What's required is a verbatim printout of all the data.
(Records supplied begins)
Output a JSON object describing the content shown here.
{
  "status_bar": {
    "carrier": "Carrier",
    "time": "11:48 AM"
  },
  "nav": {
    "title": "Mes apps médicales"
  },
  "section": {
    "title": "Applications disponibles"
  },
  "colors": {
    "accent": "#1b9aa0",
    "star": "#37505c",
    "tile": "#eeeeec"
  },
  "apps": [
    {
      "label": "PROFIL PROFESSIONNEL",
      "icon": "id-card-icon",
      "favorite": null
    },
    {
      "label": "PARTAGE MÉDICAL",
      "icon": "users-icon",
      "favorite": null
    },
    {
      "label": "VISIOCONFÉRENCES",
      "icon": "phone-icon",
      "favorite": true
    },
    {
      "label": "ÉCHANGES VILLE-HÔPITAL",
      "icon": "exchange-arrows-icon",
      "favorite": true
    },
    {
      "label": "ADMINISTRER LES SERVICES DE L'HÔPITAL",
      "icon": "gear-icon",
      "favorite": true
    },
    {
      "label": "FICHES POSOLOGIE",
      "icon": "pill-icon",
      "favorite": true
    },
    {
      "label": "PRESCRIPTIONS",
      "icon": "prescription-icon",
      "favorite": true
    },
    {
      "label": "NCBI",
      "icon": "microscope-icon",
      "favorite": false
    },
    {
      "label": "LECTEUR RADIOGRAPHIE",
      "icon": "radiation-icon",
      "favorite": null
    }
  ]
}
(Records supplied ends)
__Answer section__:
Output a JSON object describing the content shown here.
{
  "status_bar": {
    "carrier": "Carrier",
    "time": "11:48 AM"
  },
  "nav": {
    "title": "Mes apps médicales"
  },
  "section": {
    "title": "Applications disponibles"
  },
  "colors": {
    "accent": "#1b9aa0",
    "star": "#37505c",
    "tile": "#eeeeec"
  },
  "apps": [
    {
      "label": "PROFIL PROFESSIONNEL",
      "icon": "id-card-icon",
      "favorite": null
    },
    {
      "label": "PARTAGE MÉDICAL",
      "icon": "users-icon",
      "favorite": null
    },
    {
      "label": "VISIOCONFÉRENCES",
      "icon": "phone-icon",
      "favorite": true
    },
    {
      "label": "ÉCHANGES VILLE-HÔPITAL",
      "icon": "exchange-arrows-icon",
      "favorite": true
    },
    {
      "label": "ADMINISTRER LES SERVICES DE L'HÔPITAL",
      "icon": "gear-icon",
      "favorite": true
    },
    {
      "label": "FICHES POSOLOGIE",
      "icon": "pill-icon",
      "favorite": true
    },
    {
      "label": "PRESCRIPTIONS",
      "icon": "prescription-icon",
      "favorite": true
    },
    {
      "label": "NCBI",
      "icon": "microscope-icon",
      "favorite": false
    },
    {
      "label": "LECTEUR RADIOGRAPHIE",
      "icon": "radiation-icon",
      "favorite": null
    }
  ]
}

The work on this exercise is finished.